Dataset rows for apps and sites
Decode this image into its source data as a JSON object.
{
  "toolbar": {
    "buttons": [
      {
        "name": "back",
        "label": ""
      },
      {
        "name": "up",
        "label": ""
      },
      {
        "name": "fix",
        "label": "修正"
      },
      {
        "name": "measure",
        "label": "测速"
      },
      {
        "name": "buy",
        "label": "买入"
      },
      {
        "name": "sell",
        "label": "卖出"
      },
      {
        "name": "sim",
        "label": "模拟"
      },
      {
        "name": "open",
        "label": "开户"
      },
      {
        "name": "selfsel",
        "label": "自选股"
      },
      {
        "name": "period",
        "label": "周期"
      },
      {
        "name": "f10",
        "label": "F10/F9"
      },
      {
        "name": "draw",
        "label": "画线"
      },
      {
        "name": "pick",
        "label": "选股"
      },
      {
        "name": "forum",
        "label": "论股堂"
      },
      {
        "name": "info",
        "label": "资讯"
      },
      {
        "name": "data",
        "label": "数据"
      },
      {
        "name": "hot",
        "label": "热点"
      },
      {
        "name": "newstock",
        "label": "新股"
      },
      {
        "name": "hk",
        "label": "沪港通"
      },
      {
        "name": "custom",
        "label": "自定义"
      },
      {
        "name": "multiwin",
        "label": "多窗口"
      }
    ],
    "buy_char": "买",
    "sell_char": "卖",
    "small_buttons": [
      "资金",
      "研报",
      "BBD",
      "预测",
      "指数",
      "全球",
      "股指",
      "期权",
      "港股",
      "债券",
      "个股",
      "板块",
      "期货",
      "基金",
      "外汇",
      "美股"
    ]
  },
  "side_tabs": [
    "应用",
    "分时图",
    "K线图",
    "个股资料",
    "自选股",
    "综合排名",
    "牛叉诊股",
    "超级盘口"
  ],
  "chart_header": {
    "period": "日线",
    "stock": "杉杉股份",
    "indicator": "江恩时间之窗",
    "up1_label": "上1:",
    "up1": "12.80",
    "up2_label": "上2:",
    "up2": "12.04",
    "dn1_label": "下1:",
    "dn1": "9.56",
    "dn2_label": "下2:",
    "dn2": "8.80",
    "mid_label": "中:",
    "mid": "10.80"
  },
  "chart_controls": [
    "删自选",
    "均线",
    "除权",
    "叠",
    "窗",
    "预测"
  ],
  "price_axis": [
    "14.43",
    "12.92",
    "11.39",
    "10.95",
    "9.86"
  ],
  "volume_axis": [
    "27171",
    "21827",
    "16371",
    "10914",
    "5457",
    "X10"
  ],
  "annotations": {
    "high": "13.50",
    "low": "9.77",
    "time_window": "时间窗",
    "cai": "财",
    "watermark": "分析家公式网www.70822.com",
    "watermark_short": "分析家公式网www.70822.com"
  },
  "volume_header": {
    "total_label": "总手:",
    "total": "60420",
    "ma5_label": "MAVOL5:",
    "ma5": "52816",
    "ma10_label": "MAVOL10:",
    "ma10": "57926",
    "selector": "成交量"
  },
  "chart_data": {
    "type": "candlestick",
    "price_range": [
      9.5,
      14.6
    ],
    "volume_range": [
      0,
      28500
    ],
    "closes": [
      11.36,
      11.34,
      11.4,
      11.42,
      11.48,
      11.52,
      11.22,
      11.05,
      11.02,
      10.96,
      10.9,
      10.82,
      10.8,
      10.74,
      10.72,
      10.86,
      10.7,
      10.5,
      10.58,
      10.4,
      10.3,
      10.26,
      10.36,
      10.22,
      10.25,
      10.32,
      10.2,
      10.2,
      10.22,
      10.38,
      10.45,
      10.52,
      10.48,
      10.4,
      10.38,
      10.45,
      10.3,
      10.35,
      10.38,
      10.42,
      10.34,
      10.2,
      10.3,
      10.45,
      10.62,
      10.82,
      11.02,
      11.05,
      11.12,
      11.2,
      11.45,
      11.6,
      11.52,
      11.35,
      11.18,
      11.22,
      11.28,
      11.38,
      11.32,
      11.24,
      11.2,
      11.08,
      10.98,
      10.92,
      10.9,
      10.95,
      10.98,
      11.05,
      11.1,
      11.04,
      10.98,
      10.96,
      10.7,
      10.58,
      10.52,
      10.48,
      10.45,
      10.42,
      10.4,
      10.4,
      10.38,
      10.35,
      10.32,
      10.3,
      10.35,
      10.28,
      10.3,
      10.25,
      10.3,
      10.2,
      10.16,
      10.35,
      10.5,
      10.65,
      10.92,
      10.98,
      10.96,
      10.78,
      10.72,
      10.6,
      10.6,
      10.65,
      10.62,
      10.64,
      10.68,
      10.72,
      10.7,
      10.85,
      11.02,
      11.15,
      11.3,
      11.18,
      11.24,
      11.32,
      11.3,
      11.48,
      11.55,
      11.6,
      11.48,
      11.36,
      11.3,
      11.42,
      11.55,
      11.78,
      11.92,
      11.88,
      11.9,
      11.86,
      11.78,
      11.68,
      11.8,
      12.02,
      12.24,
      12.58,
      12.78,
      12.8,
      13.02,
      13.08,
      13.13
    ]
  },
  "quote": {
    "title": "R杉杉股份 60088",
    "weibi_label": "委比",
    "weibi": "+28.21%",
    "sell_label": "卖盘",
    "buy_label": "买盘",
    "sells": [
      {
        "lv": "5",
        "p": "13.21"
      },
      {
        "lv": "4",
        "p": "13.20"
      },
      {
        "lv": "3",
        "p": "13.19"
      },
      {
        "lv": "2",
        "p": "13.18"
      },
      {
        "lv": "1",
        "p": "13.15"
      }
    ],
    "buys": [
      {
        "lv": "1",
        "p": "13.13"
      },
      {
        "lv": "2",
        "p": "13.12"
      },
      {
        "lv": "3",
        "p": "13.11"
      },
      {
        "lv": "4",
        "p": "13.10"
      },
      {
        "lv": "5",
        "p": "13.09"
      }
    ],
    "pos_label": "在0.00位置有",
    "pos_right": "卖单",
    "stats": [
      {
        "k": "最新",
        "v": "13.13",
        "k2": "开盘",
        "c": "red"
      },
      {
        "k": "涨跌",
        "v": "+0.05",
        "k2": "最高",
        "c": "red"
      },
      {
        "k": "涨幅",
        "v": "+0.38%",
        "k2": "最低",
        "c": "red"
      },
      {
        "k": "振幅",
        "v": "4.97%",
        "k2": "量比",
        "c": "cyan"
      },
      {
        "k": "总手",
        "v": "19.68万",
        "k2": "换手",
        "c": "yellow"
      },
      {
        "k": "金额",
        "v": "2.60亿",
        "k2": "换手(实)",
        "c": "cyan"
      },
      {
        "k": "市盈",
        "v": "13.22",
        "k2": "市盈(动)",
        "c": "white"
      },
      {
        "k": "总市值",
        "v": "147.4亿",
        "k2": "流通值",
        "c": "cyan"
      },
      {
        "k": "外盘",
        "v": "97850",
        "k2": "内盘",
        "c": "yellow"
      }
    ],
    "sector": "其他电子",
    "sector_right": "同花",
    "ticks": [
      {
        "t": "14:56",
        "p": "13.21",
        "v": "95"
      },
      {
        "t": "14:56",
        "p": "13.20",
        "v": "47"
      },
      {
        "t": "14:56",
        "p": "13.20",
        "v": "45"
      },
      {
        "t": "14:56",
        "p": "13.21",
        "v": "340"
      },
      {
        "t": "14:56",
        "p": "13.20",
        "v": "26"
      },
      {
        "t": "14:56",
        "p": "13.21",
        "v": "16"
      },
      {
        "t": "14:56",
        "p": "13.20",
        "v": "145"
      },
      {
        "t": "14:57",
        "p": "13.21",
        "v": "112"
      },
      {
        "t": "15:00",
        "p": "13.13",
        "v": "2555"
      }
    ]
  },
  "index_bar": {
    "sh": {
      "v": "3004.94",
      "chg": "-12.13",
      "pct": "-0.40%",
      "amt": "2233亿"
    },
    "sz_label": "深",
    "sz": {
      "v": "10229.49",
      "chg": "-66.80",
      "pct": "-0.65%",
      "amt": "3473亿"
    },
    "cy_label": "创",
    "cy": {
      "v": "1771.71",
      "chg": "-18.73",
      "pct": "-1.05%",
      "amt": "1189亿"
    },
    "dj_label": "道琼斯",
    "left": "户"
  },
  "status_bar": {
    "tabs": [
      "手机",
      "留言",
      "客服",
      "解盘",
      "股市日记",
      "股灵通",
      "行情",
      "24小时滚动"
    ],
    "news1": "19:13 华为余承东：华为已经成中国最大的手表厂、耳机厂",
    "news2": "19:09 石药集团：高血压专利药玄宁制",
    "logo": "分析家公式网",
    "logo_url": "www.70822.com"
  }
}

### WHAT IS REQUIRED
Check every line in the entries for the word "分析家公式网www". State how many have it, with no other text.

### WRITTEN RESPONSE
2